Imagine a happy, classic American family: two parents, Reagan and Roosevelt (Rosy for short) Washington, two kids, Liberty and Unity, and a dog and maybe a cat. Let’s go ahead and put a goldfish and a guppy in a tank on the bar between the kitchen and dining room. One kid is in dance and the other in softball and the parents have a good marriage: not blissful everyday but not looking to make any trades either. Everybody is ok, content, and living their “best life now.” They know they’ve got it better than most families, and although they have their disagreements, in the end their love for one another and their common principles keep them together. Plus they have a nice car and and SUV with heated leather seats and power retractable running boards.
It’s September. The leaves are silently drifting to earth and the sugar maples are turning that glowing red/yellow/orange that they do after a not-too-dry summer. The family is wandering through Target, picking up healthy but tasty snacks for a fall Saturday of pumpkin carving at home before settling in with popcorn to watch “It’s the Great Pumpkin, Charlie Brown.” Someone in a black head-covering seems to be showing up in each department, almost as if they were being followed.
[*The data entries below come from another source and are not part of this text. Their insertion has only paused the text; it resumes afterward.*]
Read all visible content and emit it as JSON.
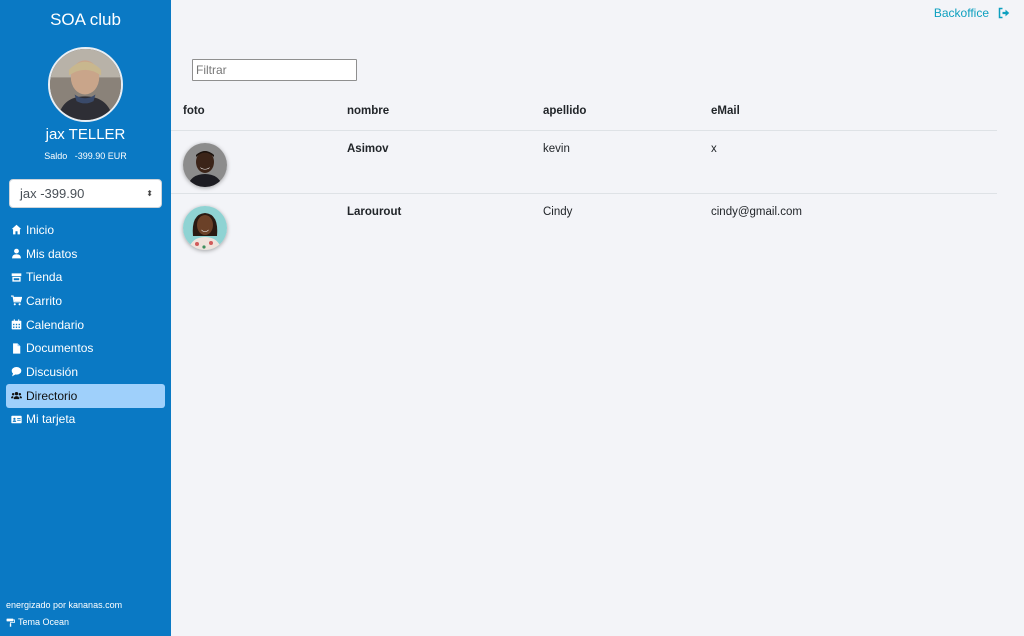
{
  "sidebar": {
    "brand": "SOA club",
    "user_name": "jax TELLER",
    "balance_label": "Saldo",
    "balance_value": "-399.90 EUR",
    "account_select": {
      "value": "jax -399.90",
      "caret": "⬍"
    },
    "items": [
      {
        "label": "Inicio",
        "icon": "home-icon",
        "active": false
      },
      {
        "label": "Mis datos",
        "icon": "user-icon",
        "active": false
      },
      {
        "label": "Tienda",
        "icon": "store-icon",
        "active": false
      },
      {
        "label": "Carrito",
        "icon": "cart-icon",
        "active": false
      },
      {
        "label": "Calendario",
        "icon": "calendar-icon",
        "active": false
      },
      {
        "label": "Documentos",
        "icon": "document-icon",
        "active": false
      },
      {
        "label": "Discusión",
        "icon": "comment-icon",
        "active": false
      },
      {
        "label": "Directorio",
        "icon": "users-icon",
        "active": true
      },
      {
        "label": "Mi tarjeta",
        "icon": "id-card-icon",
        "active": false
      }
    ],
    "powered_by": "energizado por kananas.com",
    "theme": "Tema Ocean"
  },
  "header": {
    "backoffice_label": "Backoffice",
    "logout_icon": "sign-out-icon"
  },
  "filter": {
    "placeholder": "Filtrar",
    "value": ""
  },
  "table": {
    "columns": [
      "foto",
      "nombre",
      "apellido",
      "eMail"
    ],
    "rows": [
      {
        "nombre": "Asimov",
        "apellido": "kevin",
        "email": "x"
      },
      {
        "nombre": "Larourout",
        "apellido": "Cindy",
        "email": "cindy@gmail.com"
      }
    ]
  },
  "colors": {
    "sidebar_bg": "#0a79c4",
    "active_item_bg": "#9fd0fb",
    "link": "#0ea0bf",
    "page_bg": "#f3f4f8"
  }
}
At first no one minds, but after this stealthy stranger quietly inspects the merchandise in three different departments at the same time the family does, Reagan begins to wonder. To avoid the disquieting effect such news would certainly have on the rest of the family though, the perceptive spouse guides them out of the store and home to pumpkins and safety from risks and dangers unknown.
Two weekends later, the stranger’s partner is wearing a hoody in the clearance section of the same local Target, considering whether to buy the chocolate candy corn or the regular, when enters the family. Of course neither Reagan nor Rosy know who the hoody person is, and they are a little suspicious of head coverings other than baseball caps or cowboy hats, but no one pays much mind as they all go about their way. talking among themselves, they agree that one will go to the pharmacy, one will go to the grocery, one will go to the toys, and the other is going to the video games. Hoody overhears and texts Stranger, who is in the back of the store close to the holiday items, and Stranger casually heads for the video games. Taking a bandana soaked in propofol out of a ziplock bag in a pocket, Stranger finds one of the kids – Unity – at a back end cap in electronics, covers her mouth and nose with the bandana and walks her out the back door before the child slumps down into the back of a cargo truck. By this time, Hoody is there to help get the door shut and drive away.
About the time Stranger and Hoody are taking an on-ramp onto the interstate, the rest of the family meet up at the chips and soft drinks and begin to question where the fourth might be dawdling. After just a few minutes of looking down aisles, their pace picks up and panic begins to sprout. At first just seedlings in each member of the family, those seedlings quickly grow and pollinate through accusation and unintentional glances, and within 30 minutes they have become a forest of despair through which the family can hardly see one another with compassion.
After alerting security, who brings in law enforcement, a lock down and search of the store reveals nothing. The security monitors show a couple seconds of a cloaked figure putting something over Unity’s face and walking her out without much resistance, but the image was low quality and the other cameras weren’t recording. After an hour or so of the family being in a numb, dream-like state while law enforcement processes the crime scene, the family loads into a friend’s car to be driven home. Neither parent is in shape to drive, and they will hardly let go of Liberty long enough to open a door.
“I was carrying my glock, you know. I could have stopped this had I been back there,” says Reagan.
“But you weren’t. It’s not your fault. I shouldn’t have let her go by herself,” says Rosy.
“I’m supposed to protect my children. That’s my job. What else am I good for if I can’t even do that?” Reagan quips. Rosy, trying to find peace for both of them, reminds him that they’ve been there a hundred times and spread out the same way with no problem.
A week goes by in a daze. The story is on the news and people make every speculation in the book, including accusations against the parents for being everything from neglectful to deliberately criminal themselves. Reagan and Roosevelt, having never agreed on religion much before, are attending church together in a desperate effort to gain God’s intervention. Church members and neighbors are astonished at how this tragedy has pulled the family together and to God, but Reagan’s prayers are bouncing off the ceiling and Roosevelt is questioning the existence of this God who would allow the kidnapping of her child.
At home, they are a mess. Rosy brings up the old questions of why they have guns in the house since Reagan was carrying a useless gun when it happened. Reagan won’t let Liberty play in the yard or go to her friend’s house anymore for fear of strangers. Liberty is trying to hold on to them for her own sake and for theirs, but that’s hard to do when they are never in the same room anymore. So Liberty cries, because her sister, Unity, is gone.
. . . to be continued. . .